Please say how many lines of the entries below contain the word "status", and leave out everything else.

--- START ---

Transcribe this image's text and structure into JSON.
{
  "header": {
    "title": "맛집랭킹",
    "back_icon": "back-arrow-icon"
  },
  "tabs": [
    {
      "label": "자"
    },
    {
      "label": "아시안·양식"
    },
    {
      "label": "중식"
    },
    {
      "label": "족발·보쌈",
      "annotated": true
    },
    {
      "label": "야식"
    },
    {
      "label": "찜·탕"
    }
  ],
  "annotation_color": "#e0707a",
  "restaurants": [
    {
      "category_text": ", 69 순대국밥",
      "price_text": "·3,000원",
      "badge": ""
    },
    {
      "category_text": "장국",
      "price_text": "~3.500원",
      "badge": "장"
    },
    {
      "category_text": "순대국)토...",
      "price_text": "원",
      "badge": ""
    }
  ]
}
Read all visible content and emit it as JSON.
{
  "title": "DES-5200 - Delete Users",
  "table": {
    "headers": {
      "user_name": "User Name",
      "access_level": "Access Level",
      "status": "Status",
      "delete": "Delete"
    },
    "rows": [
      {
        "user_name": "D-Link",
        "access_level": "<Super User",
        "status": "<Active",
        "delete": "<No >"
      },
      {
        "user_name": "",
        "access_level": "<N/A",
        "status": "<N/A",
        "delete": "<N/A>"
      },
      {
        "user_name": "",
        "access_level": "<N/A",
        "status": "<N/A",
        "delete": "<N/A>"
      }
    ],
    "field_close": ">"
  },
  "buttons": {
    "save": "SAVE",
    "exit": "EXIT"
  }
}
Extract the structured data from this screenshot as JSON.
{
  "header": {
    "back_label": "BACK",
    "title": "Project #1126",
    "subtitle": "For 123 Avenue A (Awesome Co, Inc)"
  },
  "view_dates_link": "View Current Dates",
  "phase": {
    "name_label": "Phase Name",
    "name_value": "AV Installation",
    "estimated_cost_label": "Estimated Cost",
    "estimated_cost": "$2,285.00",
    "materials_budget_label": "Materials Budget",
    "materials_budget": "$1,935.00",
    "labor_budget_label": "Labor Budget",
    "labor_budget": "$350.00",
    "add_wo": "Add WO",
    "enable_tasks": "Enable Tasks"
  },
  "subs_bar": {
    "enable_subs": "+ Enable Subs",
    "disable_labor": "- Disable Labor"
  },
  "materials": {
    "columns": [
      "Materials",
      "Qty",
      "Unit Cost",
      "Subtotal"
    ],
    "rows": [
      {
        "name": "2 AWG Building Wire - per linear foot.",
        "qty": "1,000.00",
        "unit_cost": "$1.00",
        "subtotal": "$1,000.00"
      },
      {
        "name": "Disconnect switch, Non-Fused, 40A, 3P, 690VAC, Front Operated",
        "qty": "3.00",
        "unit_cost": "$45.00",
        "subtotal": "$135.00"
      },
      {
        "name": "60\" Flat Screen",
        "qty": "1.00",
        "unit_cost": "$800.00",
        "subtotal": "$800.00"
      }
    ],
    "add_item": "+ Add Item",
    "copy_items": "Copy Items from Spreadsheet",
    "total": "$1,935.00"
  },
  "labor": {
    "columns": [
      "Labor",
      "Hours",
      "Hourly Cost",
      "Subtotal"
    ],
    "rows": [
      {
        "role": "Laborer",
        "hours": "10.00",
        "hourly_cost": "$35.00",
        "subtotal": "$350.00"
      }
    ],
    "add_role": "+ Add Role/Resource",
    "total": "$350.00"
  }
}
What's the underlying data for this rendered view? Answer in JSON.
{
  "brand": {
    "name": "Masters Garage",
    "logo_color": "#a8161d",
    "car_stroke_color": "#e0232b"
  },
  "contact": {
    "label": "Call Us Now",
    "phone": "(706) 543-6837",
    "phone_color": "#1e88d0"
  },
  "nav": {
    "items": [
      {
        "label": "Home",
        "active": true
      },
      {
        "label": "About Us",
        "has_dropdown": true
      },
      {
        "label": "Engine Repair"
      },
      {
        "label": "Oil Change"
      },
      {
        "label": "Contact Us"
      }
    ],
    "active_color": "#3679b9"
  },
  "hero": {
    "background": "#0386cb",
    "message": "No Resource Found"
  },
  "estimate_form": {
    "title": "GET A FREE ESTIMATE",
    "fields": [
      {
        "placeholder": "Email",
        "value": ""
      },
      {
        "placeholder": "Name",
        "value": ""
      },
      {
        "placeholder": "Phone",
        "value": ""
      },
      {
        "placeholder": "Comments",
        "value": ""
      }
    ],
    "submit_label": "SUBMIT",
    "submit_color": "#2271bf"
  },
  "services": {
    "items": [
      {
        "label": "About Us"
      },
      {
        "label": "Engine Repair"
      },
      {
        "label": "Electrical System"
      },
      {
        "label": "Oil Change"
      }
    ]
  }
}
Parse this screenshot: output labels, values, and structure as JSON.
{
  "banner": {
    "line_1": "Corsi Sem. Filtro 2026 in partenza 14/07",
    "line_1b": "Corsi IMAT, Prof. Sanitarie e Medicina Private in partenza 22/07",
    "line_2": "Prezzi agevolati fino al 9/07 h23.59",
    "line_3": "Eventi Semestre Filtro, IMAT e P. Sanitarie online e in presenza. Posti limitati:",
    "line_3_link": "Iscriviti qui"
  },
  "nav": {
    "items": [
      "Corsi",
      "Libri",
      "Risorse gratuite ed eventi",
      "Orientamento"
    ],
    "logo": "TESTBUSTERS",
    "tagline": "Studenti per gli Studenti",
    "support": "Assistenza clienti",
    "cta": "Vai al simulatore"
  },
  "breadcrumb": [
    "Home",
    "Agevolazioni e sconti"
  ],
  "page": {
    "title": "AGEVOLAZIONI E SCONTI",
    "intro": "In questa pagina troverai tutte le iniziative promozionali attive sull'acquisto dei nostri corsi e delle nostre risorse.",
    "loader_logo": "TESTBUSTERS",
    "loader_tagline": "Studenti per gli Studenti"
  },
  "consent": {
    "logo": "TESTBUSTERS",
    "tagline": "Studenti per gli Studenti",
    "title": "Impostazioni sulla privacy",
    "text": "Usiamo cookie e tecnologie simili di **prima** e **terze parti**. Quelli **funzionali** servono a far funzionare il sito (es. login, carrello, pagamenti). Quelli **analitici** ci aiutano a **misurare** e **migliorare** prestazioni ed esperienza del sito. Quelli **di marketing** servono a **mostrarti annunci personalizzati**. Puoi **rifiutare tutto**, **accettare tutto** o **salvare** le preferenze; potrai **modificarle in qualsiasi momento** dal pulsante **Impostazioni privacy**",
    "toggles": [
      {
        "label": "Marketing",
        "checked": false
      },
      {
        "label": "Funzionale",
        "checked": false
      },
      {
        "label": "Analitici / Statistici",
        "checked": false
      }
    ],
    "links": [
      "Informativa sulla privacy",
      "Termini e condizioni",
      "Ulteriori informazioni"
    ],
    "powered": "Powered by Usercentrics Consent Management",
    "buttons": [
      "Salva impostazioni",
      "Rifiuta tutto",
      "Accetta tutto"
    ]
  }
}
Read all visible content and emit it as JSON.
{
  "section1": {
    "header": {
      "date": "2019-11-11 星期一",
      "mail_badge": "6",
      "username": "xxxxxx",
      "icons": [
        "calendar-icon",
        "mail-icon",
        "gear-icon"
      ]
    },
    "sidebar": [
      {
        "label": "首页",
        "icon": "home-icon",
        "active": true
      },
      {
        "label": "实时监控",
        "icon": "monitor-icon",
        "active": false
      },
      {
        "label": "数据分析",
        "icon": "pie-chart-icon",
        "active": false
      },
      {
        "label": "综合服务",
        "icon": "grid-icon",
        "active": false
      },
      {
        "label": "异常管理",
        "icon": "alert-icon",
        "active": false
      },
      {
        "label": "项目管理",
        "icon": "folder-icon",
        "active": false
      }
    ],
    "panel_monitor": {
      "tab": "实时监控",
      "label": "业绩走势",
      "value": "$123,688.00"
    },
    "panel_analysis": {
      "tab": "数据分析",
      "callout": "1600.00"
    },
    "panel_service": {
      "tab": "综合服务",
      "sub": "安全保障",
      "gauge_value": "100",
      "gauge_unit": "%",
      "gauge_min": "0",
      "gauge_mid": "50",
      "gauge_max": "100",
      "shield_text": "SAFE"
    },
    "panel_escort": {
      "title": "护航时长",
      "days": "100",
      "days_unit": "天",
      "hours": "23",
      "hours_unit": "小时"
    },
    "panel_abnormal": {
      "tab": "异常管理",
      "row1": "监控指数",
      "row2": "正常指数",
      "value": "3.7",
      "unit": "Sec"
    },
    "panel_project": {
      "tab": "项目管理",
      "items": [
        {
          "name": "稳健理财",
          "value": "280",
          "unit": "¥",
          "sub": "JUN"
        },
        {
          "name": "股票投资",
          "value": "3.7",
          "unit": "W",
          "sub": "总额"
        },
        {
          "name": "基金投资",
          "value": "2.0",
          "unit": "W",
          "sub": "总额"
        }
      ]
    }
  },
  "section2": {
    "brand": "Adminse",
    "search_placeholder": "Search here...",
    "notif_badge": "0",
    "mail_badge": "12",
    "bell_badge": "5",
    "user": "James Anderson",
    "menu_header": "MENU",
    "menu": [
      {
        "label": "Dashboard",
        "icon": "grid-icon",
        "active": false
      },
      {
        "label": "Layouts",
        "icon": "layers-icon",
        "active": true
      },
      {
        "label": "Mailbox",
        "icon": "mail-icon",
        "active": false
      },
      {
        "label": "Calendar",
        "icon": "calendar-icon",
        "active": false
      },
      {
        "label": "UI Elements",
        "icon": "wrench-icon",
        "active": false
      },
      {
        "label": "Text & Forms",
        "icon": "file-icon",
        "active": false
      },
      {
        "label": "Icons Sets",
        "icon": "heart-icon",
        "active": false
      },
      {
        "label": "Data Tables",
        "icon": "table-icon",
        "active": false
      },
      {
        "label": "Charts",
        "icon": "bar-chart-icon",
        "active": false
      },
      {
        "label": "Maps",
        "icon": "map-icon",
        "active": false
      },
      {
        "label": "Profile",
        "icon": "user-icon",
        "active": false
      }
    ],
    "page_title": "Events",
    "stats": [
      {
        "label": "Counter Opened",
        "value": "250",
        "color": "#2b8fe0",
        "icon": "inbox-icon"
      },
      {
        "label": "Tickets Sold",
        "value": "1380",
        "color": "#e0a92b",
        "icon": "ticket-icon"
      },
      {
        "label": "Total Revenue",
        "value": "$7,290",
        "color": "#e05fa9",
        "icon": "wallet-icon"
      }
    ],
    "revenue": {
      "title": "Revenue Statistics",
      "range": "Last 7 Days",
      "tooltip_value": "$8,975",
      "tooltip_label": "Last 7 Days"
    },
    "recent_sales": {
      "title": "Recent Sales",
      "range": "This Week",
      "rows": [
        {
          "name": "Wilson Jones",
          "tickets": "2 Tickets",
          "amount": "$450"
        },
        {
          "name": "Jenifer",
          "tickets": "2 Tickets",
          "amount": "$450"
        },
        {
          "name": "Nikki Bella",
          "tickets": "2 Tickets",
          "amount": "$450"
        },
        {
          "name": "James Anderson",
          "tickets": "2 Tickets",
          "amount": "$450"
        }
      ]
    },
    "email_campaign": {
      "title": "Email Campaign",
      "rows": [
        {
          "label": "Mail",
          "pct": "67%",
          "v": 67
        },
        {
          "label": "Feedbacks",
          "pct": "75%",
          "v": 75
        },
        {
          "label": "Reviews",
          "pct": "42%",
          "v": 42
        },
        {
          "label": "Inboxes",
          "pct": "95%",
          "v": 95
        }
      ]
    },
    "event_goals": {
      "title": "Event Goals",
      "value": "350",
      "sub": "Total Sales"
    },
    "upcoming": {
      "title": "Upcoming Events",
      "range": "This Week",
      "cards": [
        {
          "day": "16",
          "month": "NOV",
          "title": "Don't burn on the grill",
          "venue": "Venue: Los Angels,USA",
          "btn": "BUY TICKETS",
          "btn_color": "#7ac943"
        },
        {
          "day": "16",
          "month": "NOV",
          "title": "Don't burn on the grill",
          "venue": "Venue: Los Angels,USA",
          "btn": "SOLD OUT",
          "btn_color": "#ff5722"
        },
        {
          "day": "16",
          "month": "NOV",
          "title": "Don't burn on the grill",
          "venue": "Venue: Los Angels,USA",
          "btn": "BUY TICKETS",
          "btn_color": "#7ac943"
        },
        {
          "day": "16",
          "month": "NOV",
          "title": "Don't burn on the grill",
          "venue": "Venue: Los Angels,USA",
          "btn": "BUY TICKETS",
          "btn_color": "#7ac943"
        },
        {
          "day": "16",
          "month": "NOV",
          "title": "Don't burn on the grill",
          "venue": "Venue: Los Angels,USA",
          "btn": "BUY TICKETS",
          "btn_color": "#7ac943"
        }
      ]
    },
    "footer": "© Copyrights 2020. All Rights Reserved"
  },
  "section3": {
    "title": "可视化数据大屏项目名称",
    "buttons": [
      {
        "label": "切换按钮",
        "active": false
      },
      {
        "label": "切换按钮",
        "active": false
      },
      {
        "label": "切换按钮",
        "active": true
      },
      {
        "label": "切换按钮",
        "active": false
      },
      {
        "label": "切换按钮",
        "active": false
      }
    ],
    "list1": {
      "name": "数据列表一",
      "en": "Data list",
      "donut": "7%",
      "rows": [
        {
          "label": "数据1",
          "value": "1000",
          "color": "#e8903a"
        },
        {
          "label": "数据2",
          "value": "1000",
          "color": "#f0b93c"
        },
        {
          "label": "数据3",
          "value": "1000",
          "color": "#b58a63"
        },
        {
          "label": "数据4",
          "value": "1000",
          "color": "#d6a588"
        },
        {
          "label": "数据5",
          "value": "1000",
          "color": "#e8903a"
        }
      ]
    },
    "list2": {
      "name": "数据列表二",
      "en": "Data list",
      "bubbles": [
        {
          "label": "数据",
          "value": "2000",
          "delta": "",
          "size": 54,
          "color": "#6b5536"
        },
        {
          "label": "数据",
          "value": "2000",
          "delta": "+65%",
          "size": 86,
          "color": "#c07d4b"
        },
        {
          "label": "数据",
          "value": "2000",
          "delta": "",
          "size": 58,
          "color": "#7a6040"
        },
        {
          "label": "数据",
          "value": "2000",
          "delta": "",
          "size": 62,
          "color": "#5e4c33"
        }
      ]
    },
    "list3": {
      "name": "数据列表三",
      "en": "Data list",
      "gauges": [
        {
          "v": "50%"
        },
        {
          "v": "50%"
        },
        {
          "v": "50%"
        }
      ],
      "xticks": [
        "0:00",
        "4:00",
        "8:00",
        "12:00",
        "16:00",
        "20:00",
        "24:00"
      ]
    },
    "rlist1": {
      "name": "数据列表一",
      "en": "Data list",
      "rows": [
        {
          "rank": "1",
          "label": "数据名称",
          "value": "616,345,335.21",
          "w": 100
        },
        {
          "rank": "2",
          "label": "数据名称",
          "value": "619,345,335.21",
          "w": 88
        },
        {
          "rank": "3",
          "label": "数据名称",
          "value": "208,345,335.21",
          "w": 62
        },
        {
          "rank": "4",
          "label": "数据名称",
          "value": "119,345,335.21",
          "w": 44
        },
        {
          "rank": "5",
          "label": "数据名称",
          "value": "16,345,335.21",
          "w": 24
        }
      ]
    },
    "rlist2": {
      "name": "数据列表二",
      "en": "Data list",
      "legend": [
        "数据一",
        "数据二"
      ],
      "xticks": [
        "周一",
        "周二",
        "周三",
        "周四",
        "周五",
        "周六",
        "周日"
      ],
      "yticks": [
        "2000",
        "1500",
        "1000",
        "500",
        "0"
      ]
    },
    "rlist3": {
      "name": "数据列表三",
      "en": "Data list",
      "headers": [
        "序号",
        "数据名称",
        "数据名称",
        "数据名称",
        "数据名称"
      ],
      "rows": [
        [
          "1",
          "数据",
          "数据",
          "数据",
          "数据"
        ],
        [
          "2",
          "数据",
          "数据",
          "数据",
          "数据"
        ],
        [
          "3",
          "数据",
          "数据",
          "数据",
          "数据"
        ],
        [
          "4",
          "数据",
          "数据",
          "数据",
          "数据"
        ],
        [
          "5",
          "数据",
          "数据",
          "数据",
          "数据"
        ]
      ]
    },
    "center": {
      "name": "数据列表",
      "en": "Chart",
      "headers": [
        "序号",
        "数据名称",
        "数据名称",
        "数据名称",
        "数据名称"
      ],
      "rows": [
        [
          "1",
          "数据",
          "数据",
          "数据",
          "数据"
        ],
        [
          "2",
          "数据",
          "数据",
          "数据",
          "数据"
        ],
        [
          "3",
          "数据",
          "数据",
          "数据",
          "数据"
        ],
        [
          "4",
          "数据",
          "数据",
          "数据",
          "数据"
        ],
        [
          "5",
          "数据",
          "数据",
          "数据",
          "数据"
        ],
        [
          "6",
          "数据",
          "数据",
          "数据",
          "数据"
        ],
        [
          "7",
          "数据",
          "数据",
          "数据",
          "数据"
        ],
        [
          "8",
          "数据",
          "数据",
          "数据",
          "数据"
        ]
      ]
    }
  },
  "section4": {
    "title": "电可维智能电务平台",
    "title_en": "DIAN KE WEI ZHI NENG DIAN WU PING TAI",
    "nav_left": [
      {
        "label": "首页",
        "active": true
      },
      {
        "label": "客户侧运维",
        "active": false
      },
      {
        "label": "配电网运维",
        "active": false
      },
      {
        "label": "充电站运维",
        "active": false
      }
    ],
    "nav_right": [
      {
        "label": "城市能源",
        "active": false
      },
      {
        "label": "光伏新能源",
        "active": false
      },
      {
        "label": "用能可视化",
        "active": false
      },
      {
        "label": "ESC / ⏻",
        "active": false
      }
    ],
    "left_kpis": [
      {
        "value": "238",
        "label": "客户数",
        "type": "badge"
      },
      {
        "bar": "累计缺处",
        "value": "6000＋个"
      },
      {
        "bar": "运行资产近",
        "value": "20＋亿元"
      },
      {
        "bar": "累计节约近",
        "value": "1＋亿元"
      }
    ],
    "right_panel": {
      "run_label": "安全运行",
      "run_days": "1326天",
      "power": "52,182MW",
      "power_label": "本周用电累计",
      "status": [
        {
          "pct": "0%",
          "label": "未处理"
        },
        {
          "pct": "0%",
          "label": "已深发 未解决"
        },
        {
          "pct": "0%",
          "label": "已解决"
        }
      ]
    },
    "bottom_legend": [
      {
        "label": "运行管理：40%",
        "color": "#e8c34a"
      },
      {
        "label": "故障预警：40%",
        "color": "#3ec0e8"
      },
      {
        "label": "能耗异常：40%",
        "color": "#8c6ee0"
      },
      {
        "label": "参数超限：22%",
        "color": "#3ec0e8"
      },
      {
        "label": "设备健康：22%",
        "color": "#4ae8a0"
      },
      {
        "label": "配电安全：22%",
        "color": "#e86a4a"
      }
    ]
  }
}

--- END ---

◆ WRITTEN ANSWER:
5